Securing Non-Web Applications
SSL support within the web browser, although limited, provides the basis of an e-security infrastructure for your web applications. It is much more difficult to provide e-security for non-web or legacy applications, since alternate client software is required in the absence of the web browser. You can PKI-enable non-web applications two ways - with PKI toolkits from vendors such as Entrust, Baltimore and VeriSign that require you to make extensive and costly changes to your applications so that they'll can provide support for SSL support directly from within the application, or use PKI-middleware to provide the SSL support on behalf of the application.

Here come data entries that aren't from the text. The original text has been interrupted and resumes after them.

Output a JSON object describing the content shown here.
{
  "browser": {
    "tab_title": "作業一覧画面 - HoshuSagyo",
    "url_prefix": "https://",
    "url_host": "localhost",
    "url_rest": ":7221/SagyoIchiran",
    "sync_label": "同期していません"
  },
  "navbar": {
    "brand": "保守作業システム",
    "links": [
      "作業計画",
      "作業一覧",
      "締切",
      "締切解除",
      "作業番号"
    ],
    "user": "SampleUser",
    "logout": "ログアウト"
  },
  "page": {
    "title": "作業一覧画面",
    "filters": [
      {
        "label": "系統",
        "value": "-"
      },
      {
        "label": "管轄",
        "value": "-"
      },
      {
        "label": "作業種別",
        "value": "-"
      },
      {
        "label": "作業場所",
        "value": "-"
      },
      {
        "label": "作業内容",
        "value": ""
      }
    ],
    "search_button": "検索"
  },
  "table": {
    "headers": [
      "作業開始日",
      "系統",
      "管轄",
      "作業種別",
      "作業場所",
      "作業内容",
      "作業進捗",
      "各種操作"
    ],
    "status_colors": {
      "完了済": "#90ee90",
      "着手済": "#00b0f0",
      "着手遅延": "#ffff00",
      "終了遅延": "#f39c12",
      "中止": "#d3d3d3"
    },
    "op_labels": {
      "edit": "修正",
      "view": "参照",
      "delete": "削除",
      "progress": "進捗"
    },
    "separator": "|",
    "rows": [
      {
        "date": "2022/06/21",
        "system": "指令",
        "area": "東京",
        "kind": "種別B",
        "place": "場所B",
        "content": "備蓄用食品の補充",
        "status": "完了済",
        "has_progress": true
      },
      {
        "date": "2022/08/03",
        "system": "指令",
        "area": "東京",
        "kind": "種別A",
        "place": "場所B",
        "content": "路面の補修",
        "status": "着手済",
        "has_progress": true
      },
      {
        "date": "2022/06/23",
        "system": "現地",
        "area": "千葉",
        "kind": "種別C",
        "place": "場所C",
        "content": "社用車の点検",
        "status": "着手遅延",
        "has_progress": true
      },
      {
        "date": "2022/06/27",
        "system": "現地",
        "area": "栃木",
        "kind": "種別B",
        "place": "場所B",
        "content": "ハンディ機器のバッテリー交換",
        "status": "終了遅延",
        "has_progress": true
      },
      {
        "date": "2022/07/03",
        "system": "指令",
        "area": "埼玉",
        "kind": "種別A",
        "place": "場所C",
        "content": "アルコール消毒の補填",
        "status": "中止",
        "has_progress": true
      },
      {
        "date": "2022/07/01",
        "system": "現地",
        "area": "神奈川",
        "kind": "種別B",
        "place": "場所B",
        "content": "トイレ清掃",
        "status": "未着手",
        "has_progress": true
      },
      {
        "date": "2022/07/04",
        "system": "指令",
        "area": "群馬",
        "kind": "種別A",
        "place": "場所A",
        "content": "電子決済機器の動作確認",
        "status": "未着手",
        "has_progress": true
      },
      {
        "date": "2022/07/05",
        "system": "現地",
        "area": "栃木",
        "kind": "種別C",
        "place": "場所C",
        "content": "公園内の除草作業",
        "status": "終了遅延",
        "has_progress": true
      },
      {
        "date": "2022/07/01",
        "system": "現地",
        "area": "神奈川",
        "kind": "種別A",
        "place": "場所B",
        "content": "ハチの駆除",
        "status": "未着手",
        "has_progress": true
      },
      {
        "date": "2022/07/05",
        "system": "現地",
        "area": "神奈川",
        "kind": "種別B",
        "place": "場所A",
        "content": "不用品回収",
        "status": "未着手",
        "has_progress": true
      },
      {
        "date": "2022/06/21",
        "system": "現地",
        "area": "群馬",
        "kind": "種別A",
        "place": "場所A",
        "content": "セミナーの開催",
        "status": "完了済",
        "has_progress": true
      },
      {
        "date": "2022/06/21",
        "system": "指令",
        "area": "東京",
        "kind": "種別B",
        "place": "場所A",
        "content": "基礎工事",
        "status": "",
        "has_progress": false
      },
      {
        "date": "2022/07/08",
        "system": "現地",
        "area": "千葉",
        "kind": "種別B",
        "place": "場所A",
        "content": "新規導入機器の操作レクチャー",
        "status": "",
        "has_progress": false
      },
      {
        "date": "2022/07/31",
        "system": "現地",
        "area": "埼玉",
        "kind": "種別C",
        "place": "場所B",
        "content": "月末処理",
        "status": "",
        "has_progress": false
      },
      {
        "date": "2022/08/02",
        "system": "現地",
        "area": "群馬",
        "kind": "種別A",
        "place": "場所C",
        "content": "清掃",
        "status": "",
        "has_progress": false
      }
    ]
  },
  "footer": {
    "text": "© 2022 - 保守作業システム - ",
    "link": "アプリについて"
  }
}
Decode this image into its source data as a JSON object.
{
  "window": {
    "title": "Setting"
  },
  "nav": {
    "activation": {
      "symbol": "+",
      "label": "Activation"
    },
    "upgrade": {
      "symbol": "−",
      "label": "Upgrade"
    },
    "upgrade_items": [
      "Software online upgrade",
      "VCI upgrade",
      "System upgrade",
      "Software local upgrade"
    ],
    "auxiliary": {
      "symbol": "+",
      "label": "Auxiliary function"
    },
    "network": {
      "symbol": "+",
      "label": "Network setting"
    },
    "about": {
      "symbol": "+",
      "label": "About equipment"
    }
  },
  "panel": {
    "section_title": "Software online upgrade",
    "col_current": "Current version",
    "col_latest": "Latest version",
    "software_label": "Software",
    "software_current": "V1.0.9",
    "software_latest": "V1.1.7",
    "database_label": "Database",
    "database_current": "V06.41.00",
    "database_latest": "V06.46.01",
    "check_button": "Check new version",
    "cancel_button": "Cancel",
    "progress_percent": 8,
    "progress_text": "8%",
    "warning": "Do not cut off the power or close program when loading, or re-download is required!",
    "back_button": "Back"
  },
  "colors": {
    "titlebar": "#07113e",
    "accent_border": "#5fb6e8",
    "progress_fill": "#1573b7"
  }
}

Although toolkits appear to provide the most flexibility, there are several disadvantages to this approach.
- They are labor intensive - both the initial implementation as well as ongoing support. In fact, some companies have reported that some applications have required more then a year's work to be PKI-enabled.
- Time to market is usually delayed as compared to alternate approaches.
- It requires PKI and security development expertise on staff.
Toolkits are generally not available for mainframe legacy applications.
- Applications are bound to a particular PKI vendor, their licensing, standards interpretation, interoperability and support strategies.
- It requires access to source code, so commercial applications cannot be supported without the vendor involvement.
Therefore, toolkits are best used by large software vendors to PKI-enable their commercial application or in some cases pilot projects. Toolkits are not well suited for wide-scale enterprise deployment.
Tying it Together with Middleware
E-security middleware is a similar approach to using a browser to implement SSL security services on behalf of web applications. However, the middleware client software is providing the SSL services on behalf of all applications, including web applications. Well implemented e-security middleware will require no user configuration or training, will provide all essential e-security services for all application protocols including Microsoft networking applications (NetBIOS) like Microsoft Office and Lotus Notes, and will support the use of digital signatures and content inspection policy extensions for any application on the desktop.
E-security middleware relieves you from having to deal with the complexities of PKI integration and development using toolkits. In most cases, middleware ensures that not a single line of code needs to be developed. All applications, both legacy and commercial, become PKI-neutral, allowing the use of digital certificates from any combination of PKI vendors and delivering the foundation and building blocks to implement all seven of the e-security policies for e-business applications.
Robert Lendvai is vice president of marketing at Kyberpass Corporation. He can be reached at email@example.com